Chal Ravens: Expertly designed to make my skin crawl, from the cheesy pre-chorus modulation to the scraggly tone on that guitar to the ear-splitting call and response bit. Can’t be doing with it. (2)

Miles Bowe: Getting dropped by XL was the best thing to happen to Shamir. Letting go the disco-pop ambitions his early work, he’s exploring whatever sound he gravitates to and always ending up with something homespun and personal. (8)

Scott Wilson: I’m very much in two minds about this song. On one hand it’s like a perfect slice late-90s power pop, on the other, it’s quite irritating after about 90 seconds. Once was more than enough. (6)

April Clare Welsh: I remember going to see Shamir play his first ever *music industry showcase* many moons ago and it was a complete and utter shambles. I thought he had tightened up his act since then, but this track plunges to new depths chaos that even a blast ‘90s college rock can’t rescue. (3)


Sade is the queen  the quiet storm on comeback ballad 'Flower  the Universe'

Vince Staples – ‘Get The Fuck Off My Dick’
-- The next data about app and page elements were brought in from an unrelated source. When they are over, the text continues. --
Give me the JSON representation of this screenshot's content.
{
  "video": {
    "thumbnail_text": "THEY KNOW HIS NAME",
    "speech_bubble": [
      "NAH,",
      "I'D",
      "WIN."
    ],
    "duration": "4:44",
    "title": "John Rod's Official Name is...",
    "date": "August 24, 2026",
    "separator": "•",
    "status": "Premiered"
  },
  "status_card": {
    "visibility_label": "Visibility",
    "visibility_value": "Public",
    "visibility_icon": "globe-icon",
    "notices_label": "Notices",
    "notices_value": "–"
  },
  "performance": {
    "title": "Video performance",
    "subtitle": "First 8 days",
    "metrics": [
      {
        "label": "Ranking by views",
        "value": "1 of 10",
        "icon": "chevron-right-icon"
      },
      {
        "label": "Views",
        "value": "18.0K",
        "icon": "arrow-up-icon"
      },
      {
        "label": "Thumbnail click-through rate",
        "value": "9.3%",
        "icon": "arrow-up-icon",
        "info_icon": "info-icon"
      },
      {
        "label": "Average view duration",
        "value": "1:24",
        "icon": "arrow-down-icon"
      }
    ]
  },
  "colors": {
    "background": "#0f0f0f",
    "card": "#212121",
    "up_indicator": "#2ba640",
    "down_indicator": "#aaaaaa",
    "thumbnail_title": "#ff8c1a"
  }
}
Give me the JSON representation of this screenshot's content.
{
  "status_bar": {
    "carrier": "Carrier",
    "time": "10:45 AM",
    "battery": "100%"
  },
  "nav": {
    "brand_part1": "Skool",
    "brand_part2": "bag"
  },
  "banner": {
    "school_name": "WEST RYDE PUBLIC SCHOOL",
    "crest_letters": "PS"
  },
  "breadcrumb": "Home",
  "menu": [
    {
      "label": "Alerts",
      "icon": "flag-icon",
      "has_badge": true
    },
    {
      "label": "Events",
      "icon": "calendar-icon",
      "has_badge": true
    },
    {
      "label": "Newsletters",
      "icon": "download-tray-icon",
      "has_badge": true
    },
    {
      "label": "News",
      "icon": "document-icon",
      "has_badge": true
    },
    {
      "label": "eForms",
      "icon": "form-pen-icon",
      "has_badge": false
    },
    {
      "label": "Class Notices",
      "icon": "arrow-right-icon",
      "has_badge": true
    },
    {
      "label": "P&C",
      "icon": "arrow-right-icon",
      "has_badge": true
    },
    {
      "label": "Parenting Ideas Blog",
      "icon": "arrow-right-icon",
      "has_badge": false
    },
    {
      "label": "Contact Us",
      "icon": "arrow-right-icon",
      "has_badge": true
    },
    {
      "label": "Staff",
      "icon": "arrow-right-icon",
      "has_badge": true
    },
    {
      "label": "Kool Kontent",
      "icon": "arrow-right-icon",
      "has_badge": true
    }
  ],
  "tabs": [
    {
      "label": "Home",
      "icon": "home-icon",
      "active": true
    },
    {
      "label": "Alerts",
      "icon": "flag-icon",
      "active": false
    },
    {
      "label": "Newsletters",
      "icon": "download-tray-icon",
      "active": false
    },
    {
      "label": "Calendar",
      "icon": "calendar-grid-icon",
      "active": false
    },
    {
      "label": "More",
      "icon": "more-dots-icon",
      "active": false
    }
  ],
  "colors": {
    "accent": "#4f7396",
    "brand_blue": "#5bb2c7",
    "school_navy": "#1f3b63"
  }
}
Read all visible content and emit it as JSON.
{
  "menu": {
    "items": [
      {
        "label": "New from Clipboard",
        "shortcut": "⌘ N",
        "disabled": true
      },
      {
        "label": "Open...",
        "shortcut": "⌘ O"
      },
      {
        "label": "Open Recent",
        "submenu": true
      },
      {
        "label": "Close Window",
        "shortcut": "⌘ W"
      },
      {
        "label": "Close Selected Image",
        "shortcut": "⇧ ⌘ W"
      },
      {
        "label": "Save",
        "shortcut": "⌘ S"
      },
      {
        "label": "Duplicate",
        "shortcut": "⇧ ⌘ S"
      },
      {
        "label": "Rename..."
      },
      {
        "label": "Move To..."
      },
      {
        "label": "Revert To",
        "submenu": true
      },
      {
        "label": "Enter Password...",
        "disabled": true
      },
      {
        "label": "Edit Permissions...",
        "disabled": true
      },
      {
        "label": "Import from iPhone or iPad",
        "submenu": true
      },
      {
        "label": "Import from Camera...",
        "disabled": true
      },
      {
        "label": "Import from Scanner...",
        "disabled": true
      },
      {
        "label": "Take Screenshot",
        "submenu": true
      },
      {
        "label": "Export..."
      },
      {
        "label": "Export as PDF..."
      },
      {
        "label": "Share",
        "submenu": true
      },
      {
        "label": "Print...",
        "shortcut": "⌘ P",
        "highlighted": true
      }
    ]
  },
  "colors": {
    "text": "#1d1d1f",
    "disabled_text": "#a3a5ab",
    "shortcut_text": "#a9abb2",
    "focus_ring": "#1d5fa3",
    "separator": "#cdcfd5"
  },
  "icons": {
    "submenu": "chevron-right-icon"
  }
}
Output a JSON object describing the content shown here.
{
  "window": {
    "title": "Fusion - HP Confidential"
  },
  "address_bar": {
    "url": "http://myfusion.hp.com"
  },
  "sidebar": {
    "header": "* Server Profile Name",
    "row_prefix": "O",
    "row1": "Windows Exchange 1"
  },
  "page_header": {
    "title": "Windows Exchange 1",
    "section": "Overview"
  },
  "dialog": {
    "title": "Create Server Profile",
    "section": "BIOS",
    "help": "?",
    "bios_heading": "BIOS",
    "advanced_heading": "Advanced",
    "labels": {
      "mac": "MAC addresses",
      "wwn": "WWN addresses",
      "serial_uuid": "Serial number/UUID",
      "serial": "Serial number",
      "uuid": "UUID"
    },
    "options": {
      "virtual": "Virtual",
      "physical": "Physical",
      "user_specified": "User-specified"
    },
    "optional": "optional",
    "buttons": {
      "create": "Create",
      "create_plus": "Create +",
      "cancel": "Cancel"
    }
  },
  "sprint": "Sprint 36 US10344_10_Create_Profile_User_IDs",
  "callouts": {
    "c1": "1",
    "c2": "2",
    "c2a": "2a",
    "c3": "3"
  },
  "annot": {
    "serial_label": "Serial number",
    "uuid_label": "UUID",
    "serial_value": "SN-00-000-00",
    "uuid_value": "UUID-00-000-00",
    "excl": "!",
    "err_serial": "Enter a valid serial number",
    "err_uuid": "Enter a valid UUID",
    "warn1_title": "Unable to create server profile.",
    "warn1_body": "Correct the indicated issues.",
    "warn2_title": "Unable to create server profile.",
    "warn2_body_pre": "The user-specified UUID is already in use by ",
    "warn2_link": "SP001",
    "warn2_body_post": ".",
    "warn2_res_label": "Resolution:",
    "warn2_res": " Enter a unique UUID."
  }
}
Chal Ravens: Quite the multi-platform anti-promotional promotion, this – first Vince launches a GoFundMe to send him into early retirement, now he’s threatening to stop giving interviews and complaining about the reception his last album got. “8.7 Best New Music” apparently isn’t enough for a self-described avant-garde artist who doesn’t care about money? Mmm, right. I love the narrative he’s building around himself, but I don’t take it seriously – he’s very good and he knows it, and he knows we know it. But that condom artwork… ! (6)

April Clare Welsh: I concur with Chal – Vince Staples is very good and he totally knows we know it, but he’s really fucking with us now. It’s all in perfectly good jest, c, but he’s caught me on a bad day so I simply don’t have the time or space to process the humor. (5)

Miles Bowe: To me, Big Fish Theory split the difference between a rap album and a club album and didn’t really work as either. So this victory lap vibe doesn’t really apply to me, but the song is a welcome return to the Vince I like. (6)

Scott Wilson: If anyone else set up a GoFundMe page to raise money for their early retirement and released a song called ‘Get The Fuck Off My Dick’ a day later I’d have awarded this a (0) out principle, but Vince Staples gets the benefit the doubt because he trolls better than anyone. This isn’t a brilliant track but it’s definitely a much deeper dive into his psyche than the title suggests and cleverer than it has any right to be. (7)


Final scores:
serpentwithfeet – ‘bless your heart’ (8.5)
Sade – ‘Flower the Universe’ (6.25)
Vince Staples – ‘Get The Fuck Off My Dick’ (5.75)
Shamir – ‘Room’ (4.75)
Jon Hopkins – ‘Emerald Rush’ (3.75)
Pussy Riot & Dave Sitek – ‘Bad Apples’ (2.75)